## Exercise details
Go through the records below line by line. Count the lines with "Troca" and give the count alone.

## Records supplied
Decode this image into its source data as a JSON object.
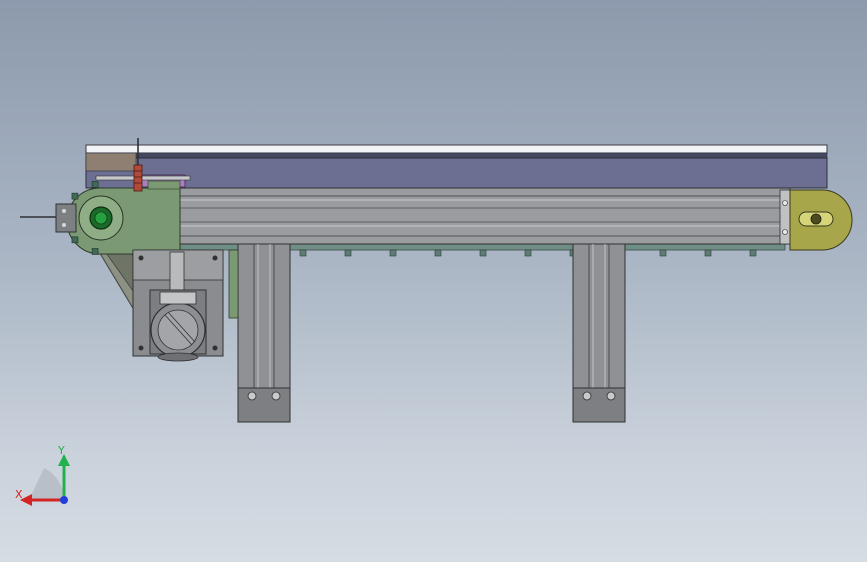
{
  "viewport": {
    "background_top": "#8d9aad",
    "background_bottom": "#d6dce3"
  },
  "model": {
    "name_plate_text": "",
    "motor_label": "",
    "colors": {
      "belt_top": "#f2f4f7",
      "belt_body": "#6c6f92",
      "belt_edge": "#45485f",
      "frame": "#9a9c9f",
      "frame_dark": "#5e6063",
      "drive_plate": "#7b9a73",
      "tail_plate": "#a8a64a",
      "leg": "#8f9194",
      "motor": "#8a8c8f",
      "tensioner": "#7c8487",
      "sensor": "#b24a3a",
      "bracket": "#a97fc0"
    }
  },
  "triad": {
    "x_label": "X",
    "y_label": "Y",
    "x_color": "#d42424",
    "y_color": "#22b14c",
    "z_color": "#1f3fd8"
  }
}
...
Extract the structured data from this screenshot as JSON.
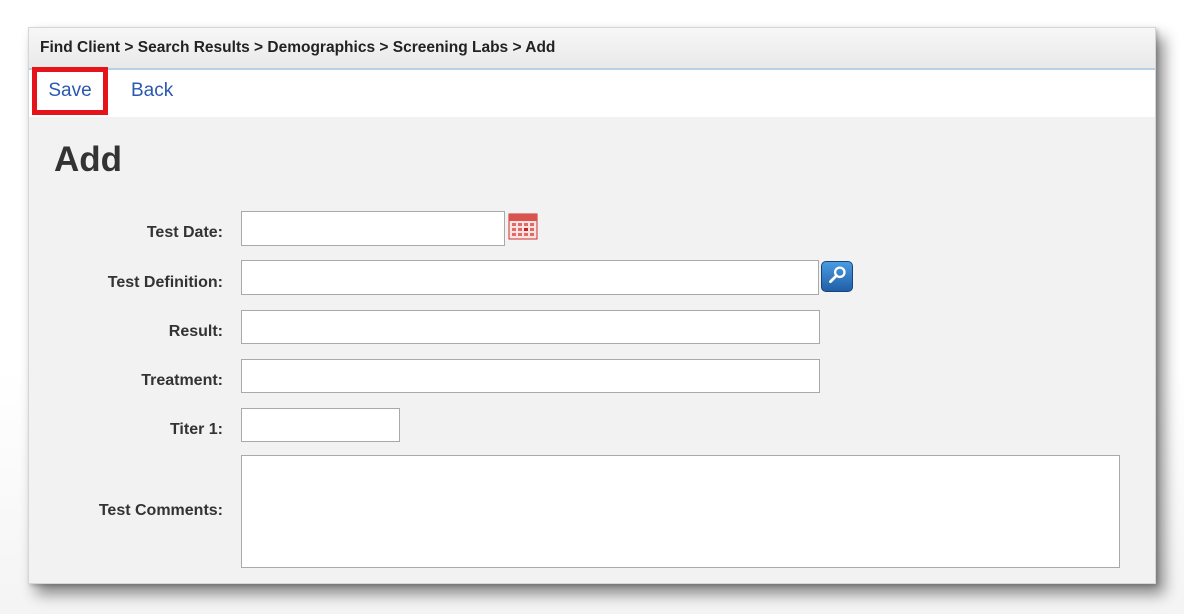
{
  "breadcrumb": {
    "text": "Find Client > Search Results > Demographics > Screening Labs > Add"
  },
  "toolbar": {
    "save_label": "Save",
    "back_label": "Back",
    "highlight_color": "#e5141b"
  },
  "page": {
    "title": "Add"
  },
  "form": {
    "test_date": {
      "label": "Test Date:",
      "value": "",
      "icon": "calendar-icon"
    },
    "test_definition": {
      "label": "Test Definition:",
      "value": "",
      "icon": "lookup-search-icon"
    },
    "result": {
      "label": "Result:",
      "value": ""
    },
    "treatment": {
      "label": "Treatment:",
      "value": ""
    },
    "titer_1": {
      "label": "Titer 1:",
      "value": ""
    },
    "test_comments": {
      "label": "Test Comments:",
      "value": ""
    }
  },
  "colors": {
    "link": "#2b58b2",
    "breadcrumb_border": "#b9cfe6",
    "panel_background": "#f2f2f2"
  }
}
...
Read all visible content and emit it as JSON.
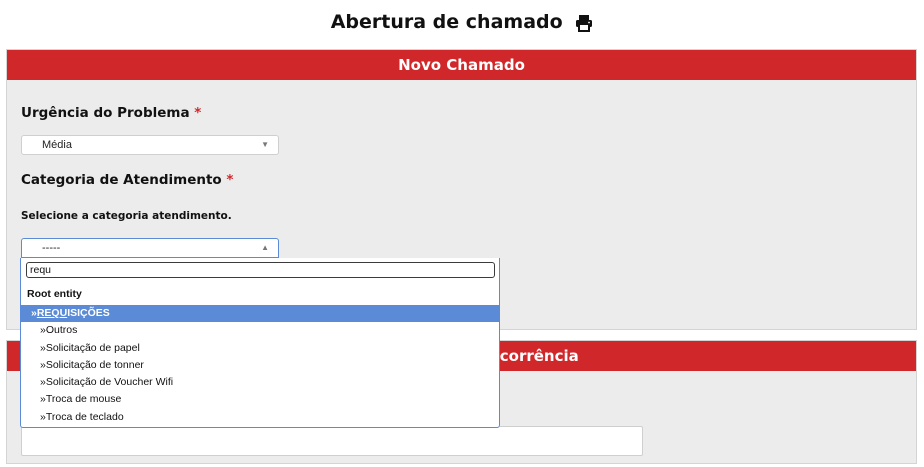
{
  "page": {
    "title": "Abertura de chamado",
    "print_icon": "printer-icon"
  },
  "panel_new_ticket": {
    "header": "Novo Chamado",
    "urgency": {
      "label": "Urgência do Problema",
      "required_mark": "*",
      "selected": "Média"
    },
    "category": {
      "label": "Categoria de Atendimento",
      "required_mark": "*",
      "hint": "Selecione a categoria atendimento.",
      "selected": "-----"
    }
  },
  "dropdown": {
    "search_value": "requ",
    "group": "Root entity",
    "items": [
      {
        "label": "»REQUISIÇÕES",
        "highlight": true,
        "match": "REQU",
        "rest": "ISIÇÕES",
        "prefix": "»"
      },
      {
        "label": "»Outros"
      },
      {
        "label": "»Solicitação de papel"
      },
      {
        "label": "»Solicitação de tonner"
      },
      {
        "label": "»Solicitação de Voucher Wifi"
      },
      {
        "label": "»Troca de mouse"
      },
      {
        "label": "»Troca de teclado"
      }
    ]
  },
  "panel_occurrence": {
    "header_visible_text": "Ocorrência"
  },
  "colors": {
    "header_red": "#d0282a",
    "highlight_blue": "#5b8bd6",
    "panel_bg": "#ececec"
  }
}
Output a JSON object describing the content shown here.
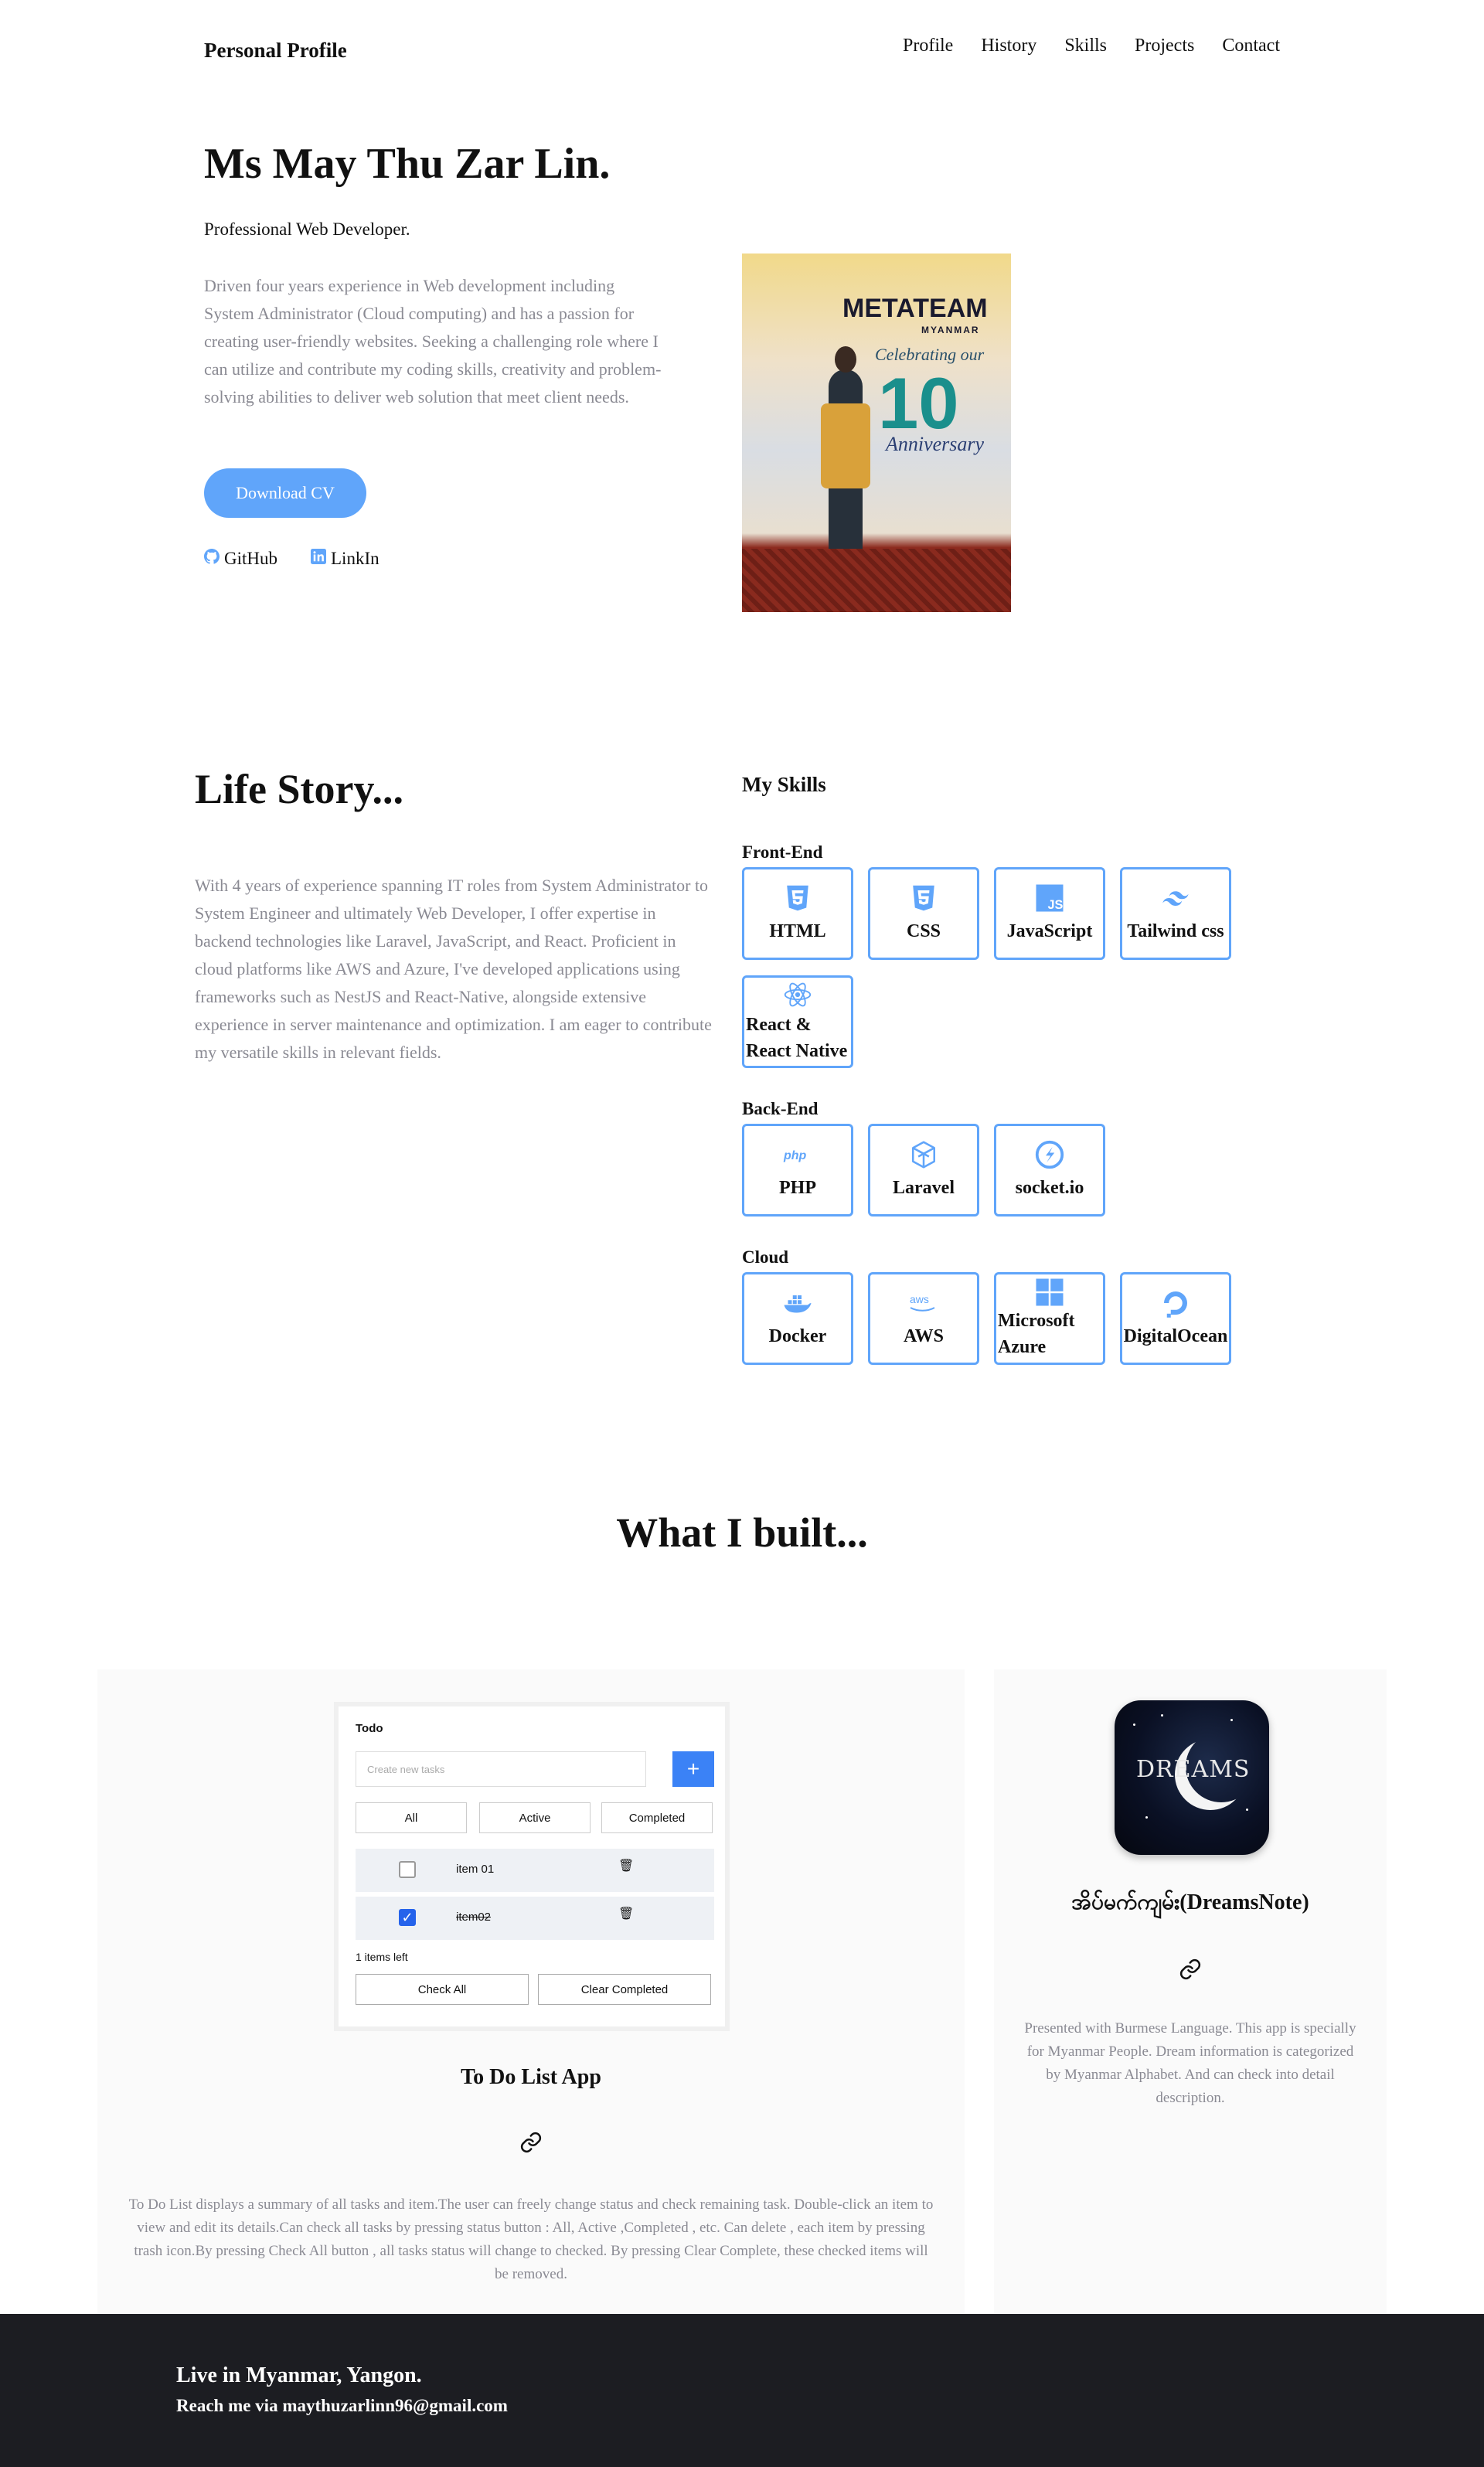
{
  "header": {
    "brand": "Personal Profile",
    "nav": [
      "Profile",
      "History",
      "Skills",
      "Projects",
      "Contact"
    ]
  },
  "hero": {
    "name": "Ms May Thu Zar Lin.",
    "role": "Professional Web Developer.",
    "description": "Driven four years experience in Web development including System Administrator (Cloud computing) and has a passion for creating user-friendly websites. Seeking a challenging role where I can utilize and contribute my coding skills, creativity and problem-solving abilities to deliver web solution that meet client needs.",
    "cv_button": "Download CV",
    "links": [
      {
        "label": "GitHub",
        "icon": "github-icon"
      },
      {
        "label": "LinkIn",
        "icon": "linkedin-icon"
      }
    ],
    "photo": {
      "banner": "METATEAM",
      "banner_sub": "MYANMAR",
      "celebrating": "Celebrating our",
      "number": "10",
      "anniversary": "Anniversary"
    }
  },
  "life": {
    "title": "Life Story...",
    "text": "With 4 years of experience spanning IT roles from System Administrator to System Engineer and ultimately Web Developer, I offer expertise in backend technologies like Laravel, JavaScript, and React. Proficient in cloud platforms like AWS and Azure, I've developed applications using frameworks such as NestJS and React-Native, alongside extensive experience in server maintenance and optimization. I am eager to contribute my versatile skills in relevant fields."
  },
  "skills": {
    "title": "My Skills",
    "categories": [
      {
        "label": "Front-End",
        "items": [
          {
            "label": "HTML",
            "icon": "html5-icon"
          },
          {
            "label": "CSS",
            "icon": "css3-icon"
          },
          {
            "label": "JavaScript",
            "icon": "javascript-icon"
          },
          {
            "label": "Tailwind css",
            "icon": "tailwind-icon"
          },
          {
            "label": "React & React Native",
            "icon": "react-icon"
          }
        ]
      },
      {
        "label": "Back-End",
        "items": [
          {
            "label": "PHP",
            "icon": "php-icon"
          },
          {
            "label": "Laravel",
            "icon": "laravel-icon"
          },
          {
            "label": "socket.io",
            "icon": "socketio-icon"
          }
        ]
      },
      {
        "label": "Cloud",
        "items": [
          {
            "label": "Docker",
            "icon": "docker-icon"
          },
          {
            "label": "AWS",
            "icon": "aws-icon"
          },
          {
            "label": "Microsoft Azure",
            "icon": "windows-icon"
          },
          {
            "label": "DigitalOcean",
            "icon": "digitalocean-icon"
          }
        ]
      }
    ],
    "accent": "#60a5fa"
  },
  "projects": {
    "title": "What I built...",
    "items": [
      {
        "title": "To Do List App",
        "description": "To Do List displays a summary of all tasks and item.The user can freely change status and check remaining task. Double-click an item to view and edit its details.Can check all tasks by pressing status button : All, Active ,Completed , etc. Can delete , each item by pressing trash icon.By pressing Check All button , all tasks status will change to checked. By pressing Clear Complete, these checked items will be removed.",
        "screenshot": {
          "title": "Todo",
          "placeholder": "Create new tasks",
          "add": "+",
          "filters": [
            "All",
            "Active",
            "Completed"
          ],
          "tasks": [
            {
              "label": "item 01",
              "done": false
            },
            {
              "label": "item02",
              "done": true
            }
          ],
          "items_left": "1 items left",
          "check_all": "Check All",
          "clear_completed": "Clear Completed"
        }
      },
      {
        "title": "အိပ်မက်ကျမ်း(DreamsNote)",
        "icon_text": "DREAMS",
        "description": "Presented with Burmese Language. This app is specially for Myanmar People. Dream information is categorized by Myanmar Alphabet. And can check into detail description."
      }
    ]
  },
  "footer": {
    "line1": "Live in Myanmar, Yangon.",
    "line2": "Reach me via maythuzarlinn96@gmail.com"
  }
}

## Completed task
2